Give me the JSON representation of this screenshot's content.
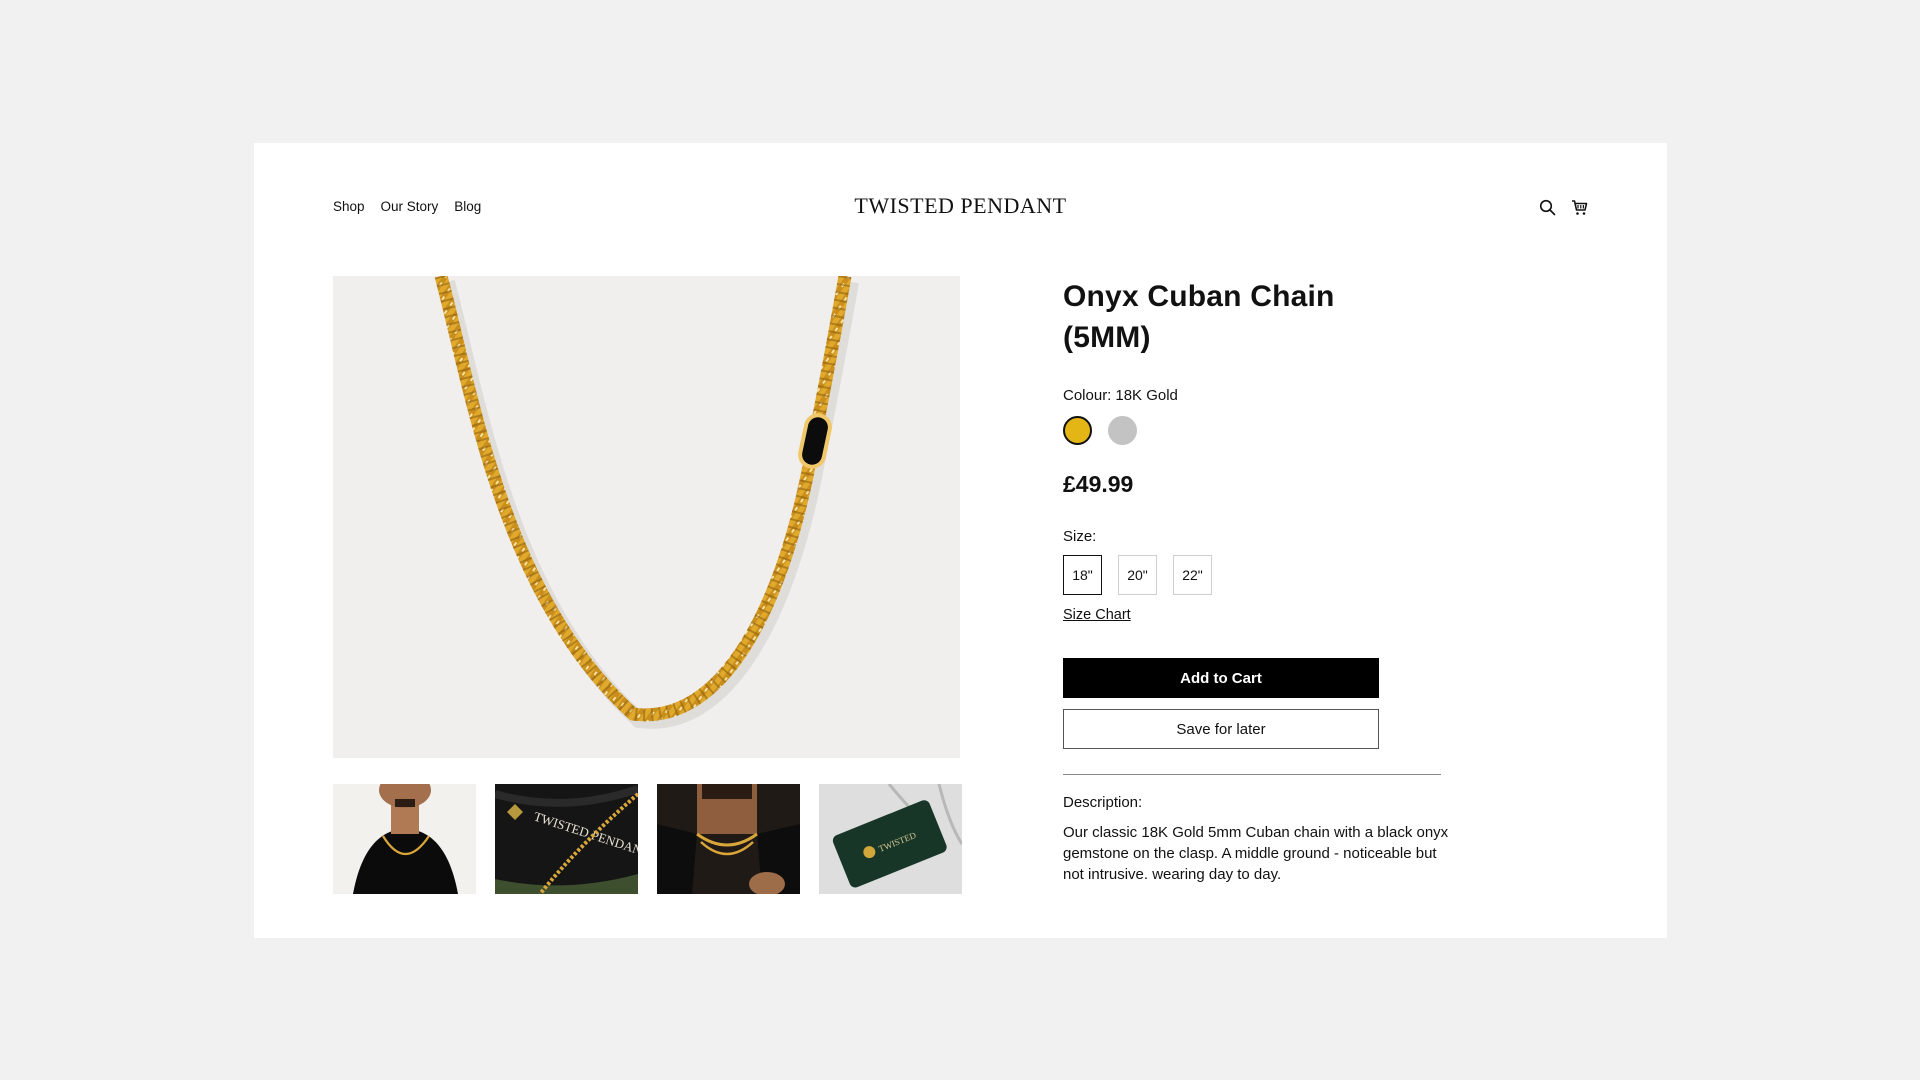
{
  "header": {
    "nav": [
      "Shop",
      "Our Story",
      "Blog"
    ],
    "brand": "TWISTED PENDANT",
    "icons": [
      "search-icon",
      "cart-icon"
    ]
  },
  "gallery": {
    "main_image": "gold-cuban-chain-with-onyx-clasp",
    "thumbnails": [
      "model-wearing-chain",
      "branded-leather-pouch",
      "model-wearing-chain-closeup",
      "green-pouch-with-chain"
    ],
    "thumb_text": "TWISTED PENDANT"
  },
  "product": {
    "title": "Onyx Cuban Chain (5MM)",
    "colour_label": "Colour:",
    "colour_value": "18K Gold",
    "colours": [
      {
        "name": "18K Gold",
        "hex": "#e4b615",
        "selected": true
      },
      {
        "name": "Silver",
        "hex": "#c3c3c3",
        "selected": false
      }
    ],
    "price": "£49.99",
    "size_label": "Size:",
    "sizes": [
      "18\"",
      "20\"",
      "22\""
    ],
    "selected_size": "18\"",
    "size_chart_link": "Size Chart",
    "add_to_cart": "Add to Cart",
    "save_for_later": "Save for later",
    "description_label": "Description:",
    "description": "Our classic 18K Gold 5mm Cuban chain with a black onyx gemstone on the clasp. A middle ground - noticeable but not intrusive. wearing day to day."
  },
  "colors": {
    "page_bg": "#f1f1f1",
    "card_bg": "#ffffff",
    "accent": "#000000",
    "gold": "#e4b615"
  }
}
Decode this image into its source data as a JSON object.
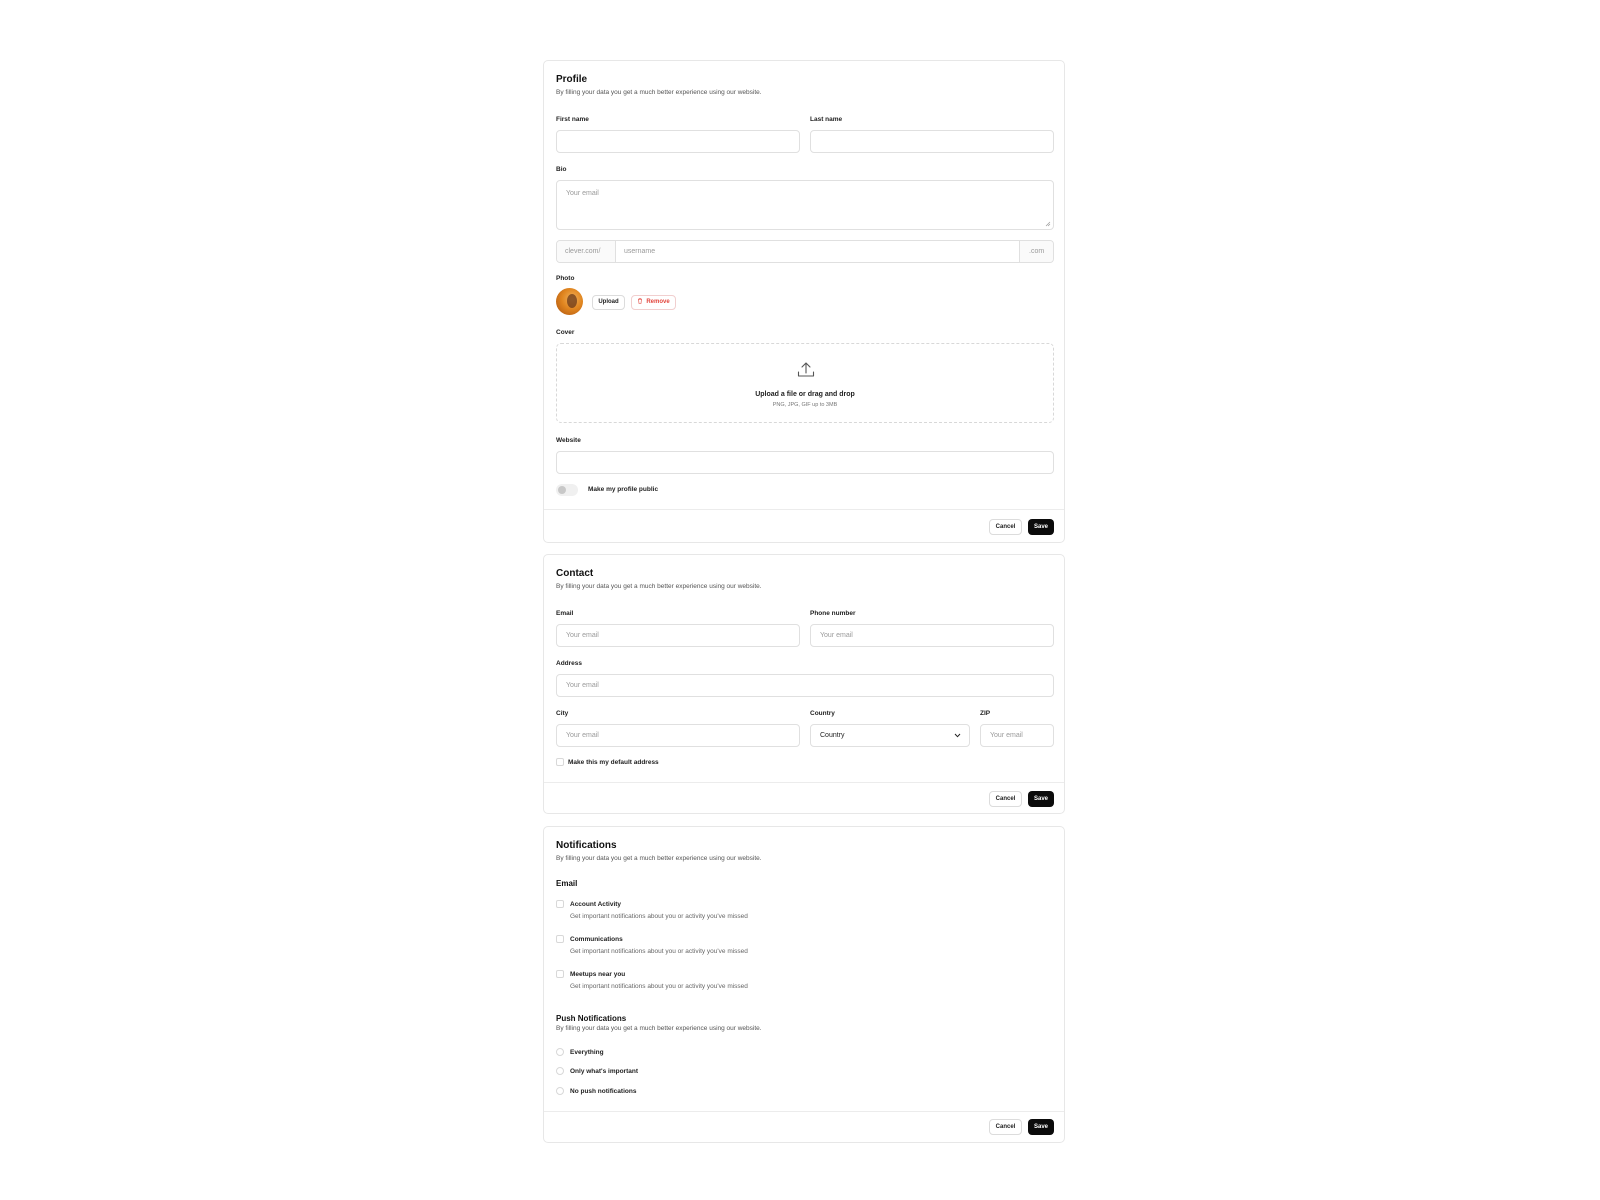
{
  "profile": {
    "title": "Profile",
    "subtitle": "By filling your data you get a much better experience using our website.",
    "first_name_label": "First name",
    "last_name_label": "Last name",
    "bio_label": "Bio",
    "bio_placeholder": "Your email",
    "username_prefix": "clever.com/",
    "username_placeholder": "username",
    "username_suffix": ".com",
    "photo_label": "Photo",
    "upload_button": "Upload",
    "remove_button": "Remove",
    "cover_label": "Cover",
    "cover_upload_text": "Upload a file or drag and drop",
    "cover_upload_hint": "PNG, JPG, GIF up to 3MB",
    "website_label": "Website",
    "public_toggle_label": "Make my profile public",
    "cancel_button": "Cancel",
    "save_button": "Save"
  },
  "contact": {
    "title": "Contact",
    "subtitle": "By filling your data you get a much better experience using our website.",
    "email_label": "Email",
    "email_placeholder": "Your email",
    "phone_label": "Phone number",
    "phone_placeholder": "Your email",
    "address_label": "Address",
    "address_placeholder": "Your email",
    "city_label": "City",
    "city_placeholder": "Your email",
    "country_label": "Country",
    "country_value": "Country",
    "zip_label": "ZIP",
    "zip_placeholder": "Your email",
    "default_address_label": "Make this my default address",
    "cancel_button": "Cancel",
    "save_button": "Save"
  },
  "notifications": {
    "title": "Notifications",
    "subtitle": "By filling your data you get a much better experience using our website.",
    "email_heading": "Email",
    "email_options": [
      {
        "title": "Account Activity",
        "desc": "Get important notifications about you or activity you've missed"
      },
      {
        "title": "Communications",
        "desc": "Get important notifications about you or activity you've missed"
      },
      {
        "title": "Meetups near you",
        "desc": "Get important notifications about you or activity you've missed"
      }
    ],
    "push_heading": "Push Notifications",
    "push_subtitle": "By filling your data you get a much better experience using our website.",
    "push_options": [
      "Everything",
      "Only what's important",
      "No push notifications"
    ],
    "cancel_button": "Cancel",
    "save_button": "Save"
  },
  "icons": {
    "avatar": "avatar-photo",
    "trash": "trash-icon",
    "upload": "upload-icon",
    "chevron": "chevron-down-icon"
  },
  "colors": {
    "primary": "#0b0b0b",
    "danger": "#e2453c",
    "border": "#e0e0e0",
    "avatar_orange": "#e0851f"
  }
}
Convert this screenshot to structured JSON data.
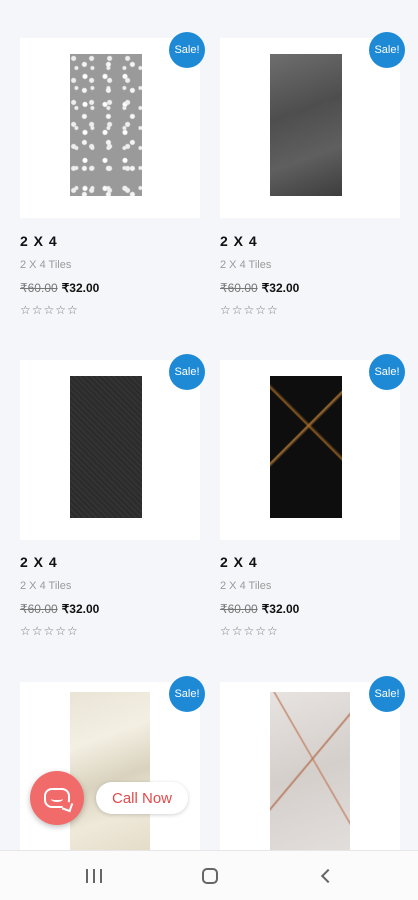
{
  "products": [
    {
      "tile": "terrazzo",
      "title": "2 X 4",
      "category": "2 X 4 Tiles",
      "old_price": "₹60.00",
      "new_price": "₹32.00",
      "badge": "Sale!",
      "rating": "☆☆☆☆☆"
    },
    {
      "tile": "grey-stone",
      "title": "2 X 4",
      "category": "2 X 4 Tiles",
      "old_price": "₹60.00",
      "new_price": "₹32.00",
      "badge": "Sale!",
      "rating": "☆☆☆☆☆"
    },
    {
      "tile": "dark-granite",
      "title": "2 X 4",
      "category": "2 X 4 Tiles",
      "old_price": "₹60.00",
      "new_price": "₹32.00",
      "badge": "Sale!",
      "rating": "☆☆☆☆☆"
    },
    {
      "tile": "black-gold-marble",
      "title": "2 X 4",
      "category": "2 X 4 Tiles",
      "old_price": "₹60.00",
      "new_price": "₹32.00",
      "badge": "Sale!",
      "rating": "☆☆☆☆☆"
    },
    {
      "tile": "cream-marble",
      "badge": "Sale!"
    },
    {
      "tile": "grey-rust-marble",
      "badge": "Sale!"
    }
  ],
  "call_button": {
    "label": "Call Now",
    "icon": "chat-bubble-icon"
  },
  "nav_bar": {
    "recent_icon": "recent-apps-icon",
    "home_icon": "home-icon",
    "back_icon": "back-icon"
  },
  "colors": {
    "sale_badge": "#1e8ad6",
    "call_accent": "#f26b6b",
    "call_text": "#e24a4a"
  }
}
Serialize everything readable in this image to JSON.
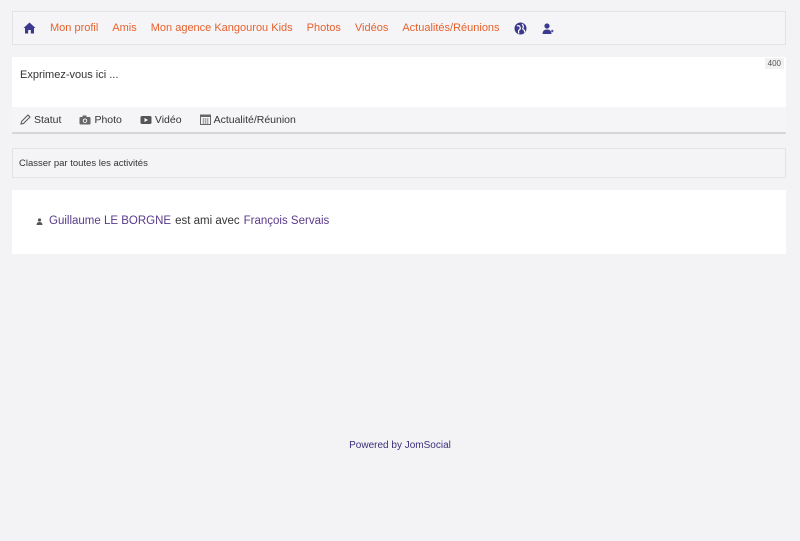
{
  "nav": {
    "items": [
      {
        "label": "Mon profil"
      },
      {
        "label": "Amis"
      },
      {
        "label": "Mon agence Kangourou Kids"
      },
      {
        "label": "Photos"
      },
      {
        "label": "Vidéos"
      },
      {
        "label": "Actualités/Réunions"
      }
    ],
    "icons": [
      "home-icon",
      "globe-icon",
      "user-icon"
    ]
  },
  "composer": {
    "placeholder": "Exprimez-vous ici ...",
    "char_limit": "400"
  },
  "composer_tabs": [
    {
      "label": "Statut",
      "icon": "pencil-icon"
    },
    {
      "label": "Photo",
      "icon": "camera-icon"
    },
    {
      "label": "Vidéo",
      "icon": "video-icon"
    },
    {
      "label": "Actualité/Réunion",
      "icon": "calendar-icon"
    }
  ],
  "filter": {
    "label": "Classer par toutes les activités"
  },
  "activity": {
    "actor": "Guillaume LE BORGNE",
    "verb": "est ami avec",
    "target": "François Servais"
  },
  "footer": {
    "text": "Powered by JomSocial"
  },
  "colors": {
    "nav_link": "#e8612c",
    "icon": "#3b3a8c",
    "user_link": "#5a3a8c",
    "background": "#f3f3f5"
  }
}
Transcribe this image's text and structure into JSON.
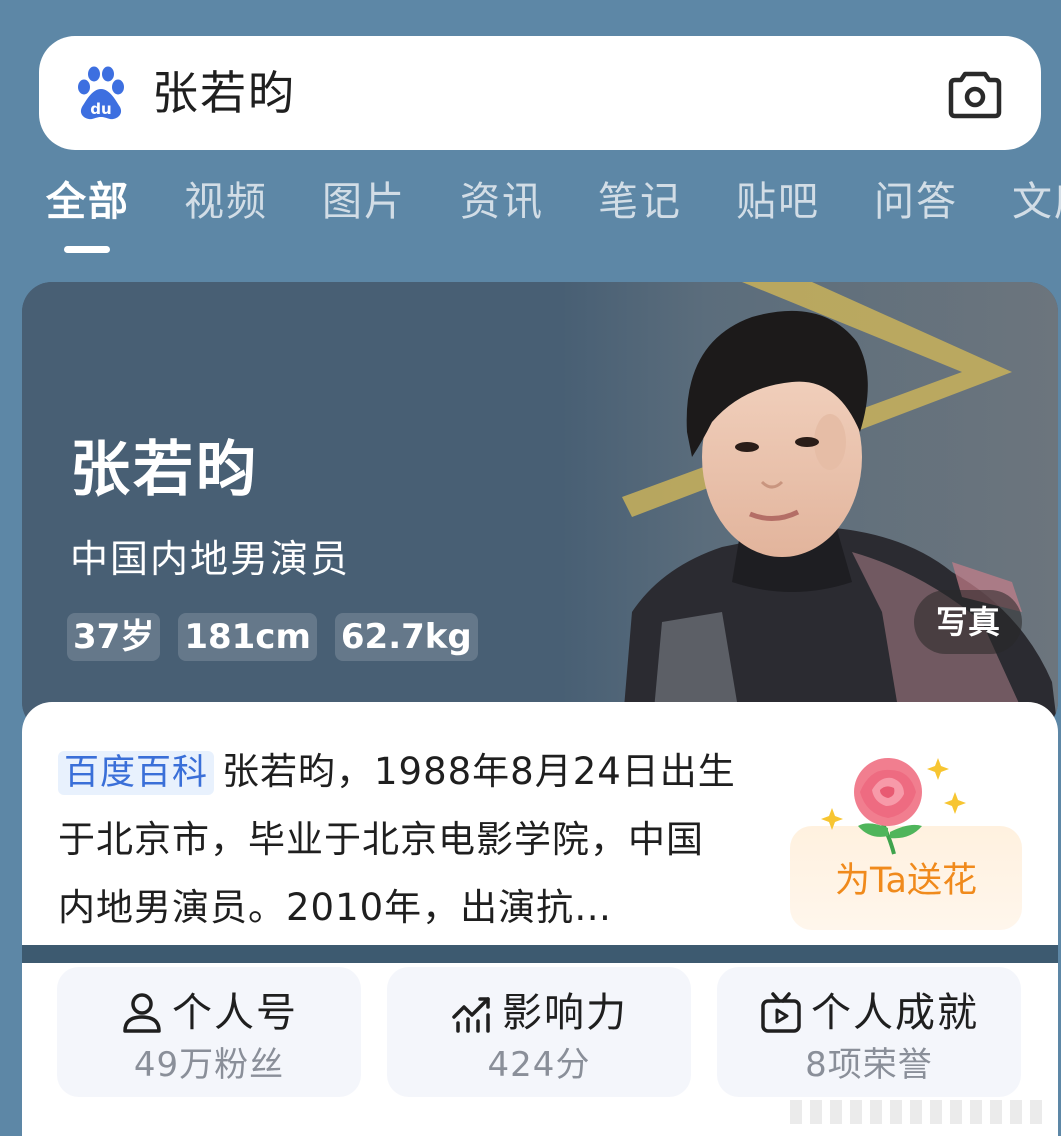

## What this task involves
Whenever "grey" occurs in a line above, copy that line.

## Reply
      "tile": "grey-stone",
      "tile": "grey-rust-marble",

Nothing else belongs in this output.